● **What the task requires**
Go over the records and copy every line with the string "name".
---+---
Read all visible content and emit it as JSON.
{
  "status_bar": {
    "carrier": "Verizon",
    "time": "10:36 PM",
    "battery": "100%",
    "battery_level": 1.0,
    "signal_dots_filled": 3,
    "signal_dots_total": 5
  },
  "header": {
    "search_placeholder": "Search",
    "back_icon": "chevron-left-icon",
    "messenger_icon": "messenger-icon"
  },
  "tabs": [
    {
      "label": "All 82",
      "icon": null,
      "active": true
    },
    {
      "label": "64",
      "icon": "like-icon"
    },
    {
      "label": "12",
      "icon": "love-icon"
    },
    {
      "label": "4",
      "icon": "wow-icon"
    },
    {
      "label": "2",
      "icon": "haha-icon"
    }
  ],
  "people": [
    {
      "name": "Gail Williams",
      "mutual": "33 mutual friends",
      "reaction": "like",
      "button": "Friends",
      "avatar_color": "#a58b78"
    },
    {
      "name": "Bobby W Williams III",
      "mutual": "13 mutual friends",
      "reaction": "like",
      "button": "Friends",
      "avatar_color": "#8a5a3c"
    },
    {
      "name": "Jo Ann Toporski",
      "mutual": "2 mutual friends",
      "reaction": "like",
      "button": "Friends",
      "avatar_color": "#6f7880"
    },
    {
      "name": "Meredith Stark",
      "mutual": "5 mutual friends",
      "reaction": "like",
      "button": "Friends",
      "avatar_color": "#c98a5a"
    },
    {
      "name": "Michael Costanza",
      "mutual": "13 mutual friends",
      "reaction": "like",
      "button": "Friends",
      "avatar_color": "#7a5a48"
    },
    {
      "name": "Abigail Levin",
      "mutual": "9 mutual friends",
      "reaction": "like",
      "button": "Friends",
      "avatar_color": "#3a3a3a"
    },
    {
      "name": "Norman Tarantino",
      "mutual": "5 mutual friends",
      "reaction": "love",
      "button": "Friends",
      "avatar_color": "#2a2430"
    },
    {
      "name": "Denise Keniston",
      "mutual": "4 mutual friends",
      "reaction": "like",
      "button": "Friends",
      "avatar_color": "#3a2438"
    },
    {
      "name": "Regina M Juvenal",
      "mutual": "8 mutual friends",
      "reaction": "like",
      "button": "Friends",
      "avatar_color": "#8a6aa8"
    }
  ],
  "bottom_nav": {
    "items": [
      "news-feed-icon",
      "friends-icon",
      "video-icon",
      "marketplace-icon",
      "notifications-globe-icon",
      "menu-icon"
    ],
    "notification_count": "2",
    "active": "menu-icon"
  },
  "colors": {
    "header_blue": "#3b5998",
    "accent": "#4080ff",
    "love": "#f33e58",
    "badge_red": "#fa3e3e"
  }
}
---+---
● **Your response**
      "name": "Gail Williams",
      "name": "Bobby W Williams III",
      "name": "Jo Ann Toporski",
      "name": "Meredith Stark",
      "name": "Michael Costanza",
      "name": "Abigail Levin",
      "name": "Norman Tarantino",
      "name": "Denise Keniston",
      "name": "Regina M Juvenal",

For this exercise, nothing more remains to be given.